That day, I left the village with an empty feeling in my stomach—not only would I never see these people again but, I knew at that point that A) I could not help these people improve their circumstances, and based off of what my parents had told me, B) Nothing would change. I saw similarities between my family and the villagers, not because we were of the same ethnic background or shared similar skin colours, but because we were all human beings.

I did not understand why children there had to miss out on receiving an education in substitute for helping their family make a living, while I whined about not going to school to sleep in.

My need for travel correlates with my desire to push for social change on both a micro and macro level. Yes, I love travelling on its own and I love helping populations who need it most..but even if your reasoning for travelling doesn’t correlate with mine, I still encourage solo travel because it is the BEST thing you will ever do.

Many people glorify solo travelling, when in reality, it is nothing like what it is sought out to be. If you are stuck in the situation where you fall terribly ill…you will have to be the one to drag your own ass to a hospital (with a good chance that they are not fluent in English).

Prepare yourself. If you are stranded in the middle of nowhere, in a town where no one gives a crap to stop and help you with directions…you will have to be the one who saves yourself with a compass and a map at hand.

I am the most horrible person when it comes to directions, so this was a rude awakening!

You will have to face every single fear that you have created in your head throughout your lifetime, and breaking each one of them is it most bittersweet feeling you will ever experience. Although travelling alone is terrifying, it is also so beautiful to learn about many things in which you are capable of. You learn to have great respect for other cultures, learning about their norms and values, perhaps even challenging your own.

You begin to live a life you have never known, and somehow that in its own changes you. I’m not sure if solo travelling has the same experience on every individual out there, but subjectively speaking…it has shown me how brave and resilient I am.

Let me clear this up. 

By “dropping your shit” to solo travel, I don’t necessarily mean that you have to quit your job and hop on the next plane to Alaska.

“Dropping your shit” encompasses the fear and anxiety that surrounds the idea of backpacking itself. The fear of loneliness.

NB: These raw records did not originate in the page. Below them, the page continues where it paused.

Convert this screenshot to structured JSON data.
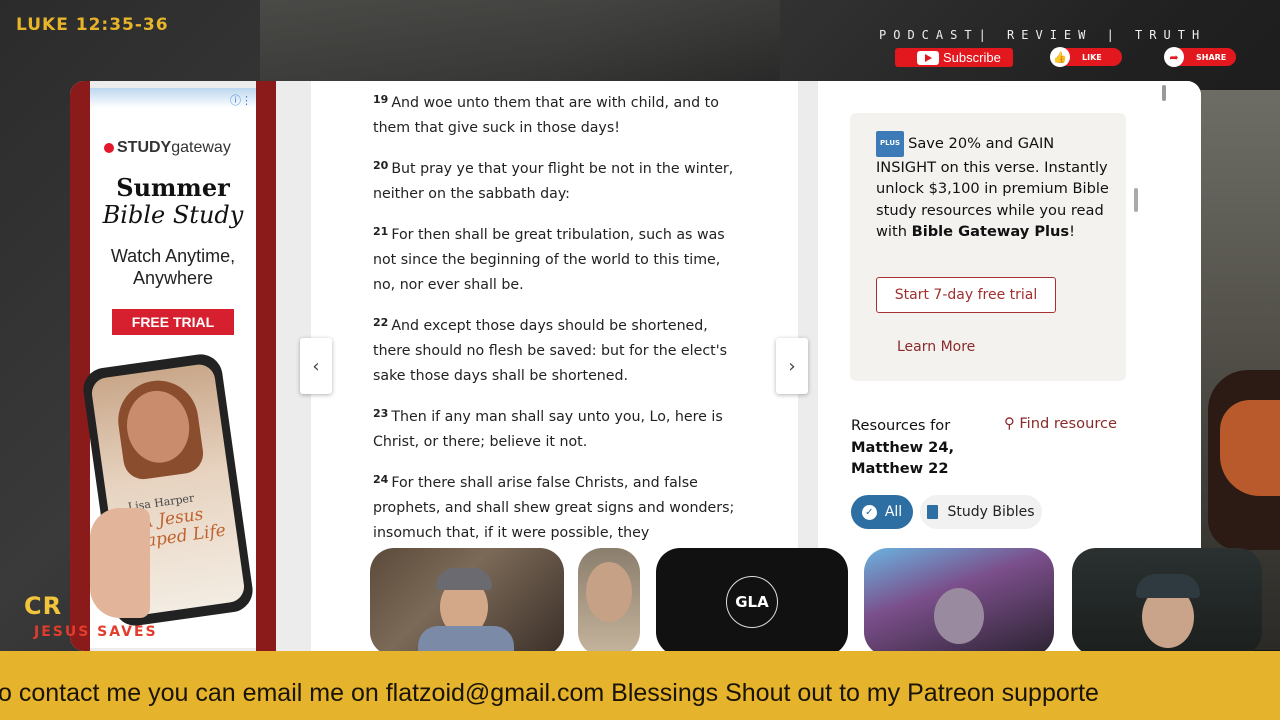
{
  "overlay": {
    "reference": "LUKE 12:35-36",
    "tagline": "PODCAST| REVIEW | TRUTH",
    "subscribe_label": "Subscribe",
    "like_label": "LIKE",
    "share_label": "SHARE",
    "brand_line1": "CR",
    "brand_line2": "JESUS SAVES",
    "ticker": "o contact me you can email me on flatzoid@gmail.com  Blessings   Shout out to my Patreon supporte"
  },
  "ad": {
    "brand_plain": "STUDY",
    "brand_light": "gateway",
    "headline1": "Summer",
    "headline2": "Bible Study",
    "subline": "Watch Anytime, Anywhere",
    "cta": "FREE TRIAL",
    "author": "Lisa Harper",
    "book_title": "A Jesus Shaped Life"
  },
  "passage": {
    "verses": [
      {
        "num": "19",
        "text": "And woe unto them that are with child, and to them that give suck in those days!"
      },
      {
        "num": "20",
        "text": "But pray ye that your flight be not in the winter, neither on the sabbath day:"
      },
      {
        "num": "21",
        "text": "For then shall be great tribulation, such as was not since the beginning of the world to this time, no, nor ever shall be."
      },
      {
        "num": "22",
        "text": "And except those days should be shortened, there should no flesh be saved: but for the elect's sake those days shall be shortened."
      },
      {
        "num": "23",
        "text": "Then if any man shall say unto you, Lo, here is Christ, or there; believe it not."
      },
      {
        "num": "24",
        "text": "For there shall arise false Christs, and false prophets, and shall shew great signs and wonders; insomuch that, if it were possible, they"
      }
    ]
  },
  "promo": {
    "badge": "PLUS",
    "text": "Save 20% and GAIN INSIGHT on this verse. Instantly unlock $3,100 in premium Bible study resources while you read with",
    "brand": "Bible Gateway Plus",
    "brand_suffix": "!",
    "trial_button": "Start 7-day free trial",
    "learn_more": "Learn More"
  },
  "resources": {
    "label": "Resources for",
    "ref1": "Matthew 24,",
    "ref2": "Matthew 22",
    "find": "Find resource",
    "chip_all": "All",
    "chip_study": "Study Bibles"
  },
  "cams": {
    "center_label": "GLA"
  },
  "colors": {
    "accent_gold": "#e5b32c",
    "youtube_red": "#e3181e",
    "link_red": "#8a2a2a",
    "chip_blue": "#2e6fa3"
  }
}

This was a huge one for me. I’ve always been fine doing things on my own—living alone, going to activities alone; simply enjoying my own company…but once you are on a plane and you are throwing up, fainting in an airport and have no one to take care of you, the ball game changes.

In this moment, I remember how much I had regretted even hopping on a plane alone. What was I thinking?! I’ve been dealing with motion sickness my entire life. There I was, in PEK airport with sweat and vomit all over my shirt, passing out on the bathroom floor, praying the headaches and nauseousness would stop.

Then, of course, nothing lasts forever. I bought a change of clothes and somehow managed to drag my ass on my next flight and slept off the feeling.

As much as I hate to say it, in that moment of vulnerability, even as an adult…I wanted my mom so badly. She tends to always find a way to make me feel better (I would probably never tell her this because she would never let me live it down). When I recovered from it all, I couldn’t help but feel accomplished and proud of myself, and in that moment, I felt unstoppable.

From all of the horrifying events that I have endured, solo travelling has taught me that no one or nothing will ever come in the way of my dreams, by deeming me as incapable.

There is nothing I can’t do.